**EXERCISE BRIEF:** Should any entry seem unclear, still set it down exactly as given, along with all the others.

**MATERIAL FOR THIS TASK:**
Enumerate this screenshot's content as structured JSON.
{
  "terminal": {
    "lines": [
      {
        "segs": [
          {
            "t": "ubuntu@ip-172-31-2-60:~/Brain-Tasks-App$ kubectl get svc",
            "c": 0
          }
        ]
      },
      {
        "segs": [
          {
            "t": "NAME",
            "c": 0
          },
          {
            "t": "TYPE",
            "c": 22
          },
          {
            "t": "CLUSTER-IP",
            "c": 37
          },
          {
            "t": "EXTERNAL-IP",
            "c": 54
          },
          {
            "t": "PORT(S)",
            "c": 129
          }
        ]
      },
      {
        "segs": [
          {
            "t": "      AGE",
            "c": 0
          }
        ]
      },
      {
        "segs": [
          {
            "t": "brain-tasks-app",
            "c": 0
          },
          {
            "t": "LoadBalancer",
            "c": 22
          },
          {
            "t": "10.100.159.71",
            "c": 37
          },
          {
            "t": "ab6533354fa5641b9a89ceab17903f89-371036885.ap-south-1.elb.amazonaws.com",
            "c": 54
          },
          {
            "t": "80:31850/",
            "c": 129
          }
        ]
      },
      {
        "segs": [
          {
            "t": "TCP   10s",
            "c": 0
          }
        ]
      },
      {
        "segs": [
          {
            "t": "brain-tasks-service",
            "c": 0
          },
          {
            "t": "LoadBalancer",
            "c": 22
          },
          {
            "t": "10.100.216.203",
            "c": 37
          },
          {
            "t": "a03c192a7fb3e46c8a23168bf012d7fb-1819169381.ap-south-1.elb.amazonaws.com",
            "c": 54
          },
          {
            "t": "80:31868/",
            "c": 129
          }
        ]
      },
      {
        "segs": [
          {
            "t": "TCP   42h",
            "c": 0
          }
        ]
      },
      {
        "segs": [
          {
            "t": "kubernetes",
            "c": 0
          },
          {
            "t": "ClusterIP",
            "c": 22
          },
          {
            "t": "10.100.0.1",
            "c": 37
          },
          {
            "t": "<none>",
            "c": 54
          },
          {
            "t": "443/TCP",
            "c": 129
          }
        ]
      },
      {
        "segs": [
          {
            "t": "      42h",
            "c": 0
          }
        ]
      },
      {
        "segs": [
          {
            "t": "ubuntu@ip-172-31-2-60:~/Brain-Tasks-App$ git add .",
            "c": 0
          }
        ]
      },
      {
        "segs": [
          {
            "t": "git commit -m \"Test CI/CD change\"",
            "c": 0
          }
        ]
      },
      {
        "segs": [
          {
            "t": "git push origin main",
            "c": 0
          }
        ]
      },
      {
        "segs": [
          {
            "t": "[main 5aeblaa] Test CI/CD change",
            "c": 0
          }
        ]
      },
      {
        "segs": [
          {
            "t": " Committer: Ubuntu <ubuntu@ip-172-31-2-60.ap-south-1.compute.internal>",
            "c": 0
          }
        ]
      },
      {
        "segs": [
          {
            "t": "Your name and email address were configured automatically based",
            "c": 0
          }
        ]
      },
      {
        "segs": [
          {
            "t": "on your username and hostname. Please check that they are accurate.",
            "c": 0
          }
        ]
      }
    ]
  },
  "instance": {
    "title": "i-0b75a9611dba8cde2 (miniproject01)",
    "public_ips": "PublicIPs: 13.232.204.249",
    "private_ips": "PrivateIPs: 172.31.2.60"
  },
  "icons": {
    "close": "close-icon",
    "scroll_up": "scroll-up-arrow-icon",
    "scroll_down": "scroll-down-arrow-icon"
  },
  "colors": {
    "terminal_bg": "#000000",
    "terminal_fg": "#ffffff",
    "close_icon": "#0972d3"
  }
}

**SOLUTION:**
Enumerate this screenshot's content as structured JSON.
{
  "terminal": {
    "lines": [
      {
        "segs": [
          {
            "t": "ubuntu@ip-172-31-2-60:~/Brain-Tasks-App$ kubectl get svc",
            "c": 0
          }
        ]
      },
      {
        "segs": [
          {
            "t": "NAME",
            "c": 0
          },
          {
            "t": "TYPE",
            "c": 22
          },
          {
            "t": "CLUSTER-IP",
            "c": 37
          },
          {
            "t": "EXTERNAL-IP",
            "c": 54
          },
          {
            "t": "PORT(S)",
            "c": 129
          }
        ]
      },
      {
        "segs": [
          {
            "t": "      AGE",
            "c": 0
          }
        ]
      },
      {
        "segs": [
          {
            "t": "brain-tasks-app",
            "c": 0
          },
          {
            "t": "LoadBalancer",
            "c": 22
          },
          {
            "t": "10.100.159.71",
            "c": 37
          },
          {
            "t": "ab6533354fa5641b9a89ceab17903f89-371036885.ap-south-1.elb.amazonaws.com",
            "c": 54
          },
          {
            "t": "80:31850/",
            "c": 129
          }
        ]
      },
      {
        "segs": [
          {
            "t": "TCP   10s",
            "c": 0
          }
        ]
      },
      {
        "segs": [
          {
            "t": "brain-tasks-service",
            "c": 0
          },
          {
            "t": "LoadBalancer",
            "c": 22
          },
          {
            "t": "10.100.216.203",
            "c": 37
          },
          {
            "t": "a03c192a7fb3e46c8a23168bf012d7fb-1819169381.ap-south-1.elb.amazonaws.com",
            "c": 54
          },
          {
            "t": "80:31868/",
            "c": 129
          }
        ]
      },
      {
        "segs": [
          {
            "t": "TCP   42h",
            "c": 0
          }
        ]
      },
      {
        "segs": [
          {
            "t": "kubernetes",
            "c": 0
          },
          {
            "t": "ClusterIP",
            "c": 22
          },
          {
            "t": "10.100.0.1",
            "c": 37
          },
          {
            "t": "<none>",
            "c": 54
          },
          {
            "t": "443/TCP",
            "c": 129
          }
        ]
      },
      {
        "segs": [
          {
            "t": "      42h",
            "c": 0
          }
        ]
      },
      {
        "segs": [
          {
            "t": "ubuntu@ip-172-31-2-60:~/Brain-Tasks-App$ git add .",
            "c": 0
          }
        ]
      },
      {
        "segs": [
          {
            "t": "git commit -m \"Test CI/CD change\"",
            "c": 0
          }
        ]
      },
      {
        "segs": [
          {
            "t": "git push origin main",
            "c": 0
          }
        ]
      },
      {
        "segs": [
          {
            "t": "[main 5aeblaa] Test CI/CD change",
            "c": 0
          }
        ]
      },
      {
        "segs": [
          {
            "t": " Committer: Ubuntu <ubuntu@ip-172-31-2-60.ap-south-1.compute.internal>",
            "c": 0
          }
        ]
      },
      {
        "segs": [
          {
            "t": "Your name and email address were configured automatically based",
            "c": 0
          }
        ]
      },
      {
        "segs": [
          {
            "t": "on your username and hostname. Please check that they are accurate.",
            "c": 0
          }
        ]
      }
    ]
  },
  "instance": {
    "title": "i-0b75a9611dba8cde2 (miniproject01)",
    "public_ips": "PublicIPs: 13.232.204.249",
    "private_ips": "PrivateIPs: 172.31.2.60"
  },
  "icons": {
    "close": "close-icon",
    "scroll_up": "scroll-up-arrow-icon",
    "scroll_down": "scroll-down-arrow-icon"
  },
  "colors": {
    "terminal_bg": "#000000",
    "terminal_fg": "#ffffff",
    "close_icon": "#0972d3"
  }
}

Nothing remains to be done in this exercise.